"What predominates with us (the coaches) is the pleasure of having experienced these seven weeks together. Unconditional pleasure and delight," Galthie said.
"Practically non-stop seven weeks of delight at a crazy rhythm. I have incredible images in my mind," he added.
Here AFP Sport look at three points to take away from a rejuvenated France, who, after a decade of disappointing results, beat England, Italy and Wales before losing in Scotland.
Galthie's men started their first three matches in impressive fashion before the trip to Murrayfield.
They scored tries in the first 10 minutes during the victories over Rugby World Cup runners up England, the Azzurri and in Cardiff. Yet after their strong openings, they allowed Eddie Jones' men back into the game, lost focus late on against Italy and ended up holding on against Wayne Pivac's Wales.
In Edinburgh, France's chances of a good start were undermined by hooker Camille Chat injuring his calf in the warm-up, flanker Francois Cros earning a yellow card after four minutes and Romain Ntamack leaving the field with concussion after eight minutes.
Former scrumhalf Galthie chose to start all four matches with the halfback partnership of Antoine Dupont, who is 23, and 20-year-old flyhalf Romain Ntamack.
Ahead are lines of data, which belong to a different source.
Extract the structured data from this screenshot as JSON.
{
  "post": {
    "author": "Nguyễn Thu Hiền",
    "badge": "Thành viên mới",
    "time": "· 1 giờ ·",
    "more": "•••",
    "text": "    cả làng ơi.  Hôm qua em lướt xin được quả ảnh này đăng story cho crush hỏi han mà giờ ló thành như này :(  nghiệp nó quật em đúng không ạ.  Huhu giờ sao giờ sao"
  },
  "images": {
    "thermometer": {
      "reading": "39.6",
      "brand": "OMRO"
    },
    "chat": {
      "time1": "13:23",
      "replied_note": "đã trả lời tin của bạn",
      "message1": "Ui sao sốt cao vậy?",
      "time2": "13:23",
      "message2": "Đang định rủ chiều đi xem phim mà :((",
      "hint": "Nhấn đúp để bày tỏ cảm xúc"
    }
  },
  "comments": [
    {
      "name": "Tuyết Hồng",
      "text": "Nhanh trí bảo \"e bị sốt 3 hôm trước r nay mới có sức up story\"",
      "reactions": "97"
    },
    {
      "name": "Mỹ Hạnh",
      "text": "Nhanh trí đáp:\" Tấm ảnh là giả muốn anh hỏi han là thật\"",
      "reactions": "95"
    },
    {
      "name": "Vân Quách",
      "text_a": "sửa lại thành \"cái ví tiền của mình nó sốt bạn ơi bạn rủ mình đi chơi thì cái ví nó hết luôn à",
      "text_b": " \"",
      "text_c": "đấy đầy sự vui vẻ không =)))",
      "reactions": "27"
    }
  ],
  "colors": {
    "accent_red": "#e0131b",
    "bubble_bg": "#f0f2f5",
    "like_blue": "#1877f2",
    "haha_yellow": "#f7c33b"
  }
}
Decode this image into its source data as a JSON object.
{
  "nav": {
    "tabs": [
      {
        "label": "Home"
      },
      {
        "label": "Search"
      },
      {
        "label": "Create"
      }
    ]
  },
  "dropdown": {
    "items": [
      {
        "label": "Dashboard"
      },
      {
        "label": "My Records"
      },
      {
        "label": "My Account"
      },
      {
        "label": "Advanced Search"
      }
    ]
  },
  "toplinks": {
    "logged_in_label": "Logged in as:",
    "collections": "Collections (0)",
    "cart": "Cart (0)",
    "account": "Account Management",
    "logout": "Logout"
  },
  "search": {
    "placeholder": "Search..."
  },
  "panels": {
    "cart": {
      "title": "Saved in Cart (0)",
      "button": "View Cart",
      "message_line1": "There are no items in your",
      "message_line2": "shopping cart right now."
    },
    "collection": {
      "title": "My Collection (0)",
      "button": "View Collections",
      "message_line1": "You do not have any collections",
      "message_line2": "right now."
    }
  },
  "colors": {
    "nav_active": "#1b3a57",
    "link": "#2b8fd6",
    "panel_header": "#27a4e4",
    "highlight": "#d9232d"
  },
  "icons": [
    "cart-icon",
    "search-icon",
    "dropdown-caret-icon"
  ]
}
Despite their youth, the Toulouse pair, who have begun just two matches together in the those positions for their club, were handed control of les Bleus.
Dupont was monstrous in both attack and defence, filling in as a ninth forward on occasions and sparking some outstanding play with ball in hand.
Ntamack, just 20, kicked well from the tee and was fantastic with the ball in hand.
France brought in the former Wales coach Shaun Edwards to take charge of their defence until the next World Cup.
His intense attention to detail was seen in round one as France's defensive line held England scoreless until the 56th minute.
South African born locks Bernard Le Roux and Paul Willemse stood out as did Gael Fickou, who was named the captain of the defence before the competition.
Despite the good start, conceding three tries in the Scottish capital was far from the way Edwards would have hoped to finish.